OPEN PODIUM FOR CONVERSATIONISTS, ACTORS, POETS, FOLK MUSICIANS AND STORY-TELLERS
Madhouse@Badhuis brings you a night of theatre, conversation, poetry and music, where you are invited to participate, converse and create as we try to come to a deep understanding and reimagining of St. Patrick’s Day’s meaning, history and application which will be done through the collective practice of thinking, acting and music. This is done from a plurality of senses, identities, perspectives, knowledges and beliefs.

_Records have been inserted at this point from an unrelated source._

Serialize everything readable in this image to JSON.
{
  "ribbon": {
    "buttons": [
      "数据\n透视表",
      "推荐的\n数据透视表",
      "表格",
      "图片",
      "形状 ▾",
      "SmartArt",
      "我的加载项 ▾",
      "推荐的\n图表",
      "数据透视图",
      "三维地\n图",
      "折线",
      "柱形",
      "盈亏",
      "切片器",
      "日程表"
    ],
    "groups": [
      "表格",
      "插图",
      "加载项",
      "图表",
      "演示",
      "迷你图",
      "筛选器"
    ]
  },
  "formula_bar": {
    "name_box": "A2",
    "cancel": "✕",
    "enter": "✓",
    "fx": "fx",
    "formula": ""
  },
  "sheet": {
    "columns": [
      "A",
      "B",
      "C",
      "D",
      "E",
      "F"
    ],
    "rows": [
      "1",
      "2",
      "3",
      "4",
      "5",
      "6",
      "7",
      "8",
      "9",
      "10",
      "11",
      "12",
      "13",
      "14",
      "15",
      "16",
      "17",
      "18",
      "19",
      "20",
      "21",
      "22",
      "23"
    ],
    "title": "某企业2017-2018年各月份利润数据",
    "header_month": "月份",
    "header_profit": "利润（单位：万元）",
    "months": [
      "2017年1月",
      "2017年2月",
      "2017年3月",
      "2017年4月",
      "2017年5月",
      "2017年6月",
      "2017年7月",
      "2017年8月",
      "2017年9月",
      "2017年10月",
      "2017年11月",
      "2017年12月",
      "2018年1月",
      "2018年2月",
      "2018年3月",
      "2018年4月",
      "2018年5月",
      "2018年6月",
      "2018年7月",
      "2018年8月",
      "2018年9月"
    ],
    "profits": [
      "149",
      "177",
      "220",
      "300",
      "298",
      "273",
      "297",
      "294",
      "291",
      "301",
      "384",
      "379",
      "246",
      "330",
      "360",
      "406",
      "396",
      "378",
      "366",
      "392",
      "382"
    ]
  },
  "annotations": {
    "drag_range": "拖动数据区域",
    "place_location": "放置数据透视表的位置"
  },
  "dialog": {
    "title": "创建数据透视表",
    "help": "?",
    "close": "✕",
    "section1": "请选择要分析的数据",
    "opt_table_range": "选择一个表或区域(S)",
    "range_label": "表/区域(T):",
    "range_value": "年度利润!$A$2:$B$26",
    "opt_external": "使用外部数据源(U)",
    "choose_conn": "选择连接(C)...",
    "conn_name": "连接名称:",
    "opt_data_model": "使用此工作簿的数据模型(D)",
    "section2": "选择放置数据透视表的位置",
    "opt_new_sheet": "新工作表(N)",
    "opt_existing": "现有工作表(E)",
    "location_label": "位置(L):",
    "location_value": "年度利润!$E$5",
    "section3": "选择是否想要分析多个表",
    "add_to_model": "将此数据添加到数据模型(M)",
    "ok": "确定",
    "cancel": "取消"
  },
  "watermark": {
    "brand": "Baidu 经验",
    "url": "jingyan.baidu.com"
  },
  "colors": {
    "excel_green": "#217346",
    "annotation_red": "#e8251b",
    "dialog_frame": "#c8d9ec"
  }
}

St. Patrick, the patron saint of Ireland and Nigeria, is the character upon which the world’s most globalised national holiday is based. In Ireland the celebration of Christianity’s arrival takes place on the day of his death, the 17th of March. It is often assumed that the arrival of St. Patrick on the island of Ireland is inextricably linked to the variant of Christianity practiced in Europe during the Middle Ages and associated with the dominance of the centrally controlled Roman Christian Church and a hierarchical positioning of Nature, Human and God. The adoption of the flag of St. Patrick into the Union flag in 1801 adds credence to the idea that the ‘modern’ understanding of Christianisation is rooted in a will to ‘tame the ascetic’ and bypass how other forms of Christianity wrestled with Christendom, the dominance of centrally organised religion and the contruction of a dualism between man and nature. Thus, overlooked in St. Patrick’s day celebrations is the ascetic’s profoundly incommensurable relationship with nature, its individual connection to spirituality and the heterogeneity of deities practiced on the island of Ireland which intermixed with the version said to be brought by St Patrick. As Ireland had never been ruled by the Roman empire the blend of Christianity that unfolded in Ireland from 5th century took on many of the logics and affinities embedded in Celtic spiritual practices. Does the instrumentalisation of St. Patrick’s day in its current global manifestation represent the exclusion of other ways of being? Has it always done so? And if so, should it be a day of the mourning of the loss of the plurality of knolwedges by the nation state’s adoption of the day as its national holiday? Can it be imagined as a day of reincorporation of the lost knowledge of the ascetic and the occult?
To complicate this, Badhuistheater, one of Amsterdam’s last upholders of the avant-garde, opens its doors to a St. Patrick’s evening offering a distinct alternative to the commercialised Paddy’s Day propounded by capitalist market logics and proliferated using simplified characterisations to sell merchandise and reproduce dominant orders of knowledge and being. This kind of ‘Paddy’s Day’ is easily accessed and serves as a mechanism of forgetting the complex and heterogeneous modes of spirituality and being. Madhouse@Badhuis brings you a night of theatre, conversation, poetry and music, where you are invited to participate, converse and create as we try to come to a deep understanding and reimagining of St. Patrick’s Day’s meaning, history and application which will be done through the collective practice of thinking, acting and music.
Anyone is welcome to attend! You will also get a chance to be in the wonderful Badhuistheater in all of its surrealist and insane charm!
If you would like to read a small piece of poetry or theatre (which does not have to be Irish), instigate a conversation (does not have to be ‘academic’) or play some music, comment on the event page or email firstname.lastname@example.org
Suggestions for other aspects of the night can also be commented on here on the event page or emailed to email@example.com
The night will include campfire readings from:
Tom Murphy and Brian Friel ‘Philadlphia, here I come’
Brian Friel ‘Translations’
J.M Synge ‘The shadow of the Glen’
Flann O’Brien’s ‘The Third Policeman’
Folk session music from the attendees. Bring a musical instrument!
On sale will also be:
Irish Beef Porter Stew
Hearty Irish Lager Stew (Vegetarian)
House Beers, Porters and Wines
A donation of 5€ is suggested in order to meet the costs of the night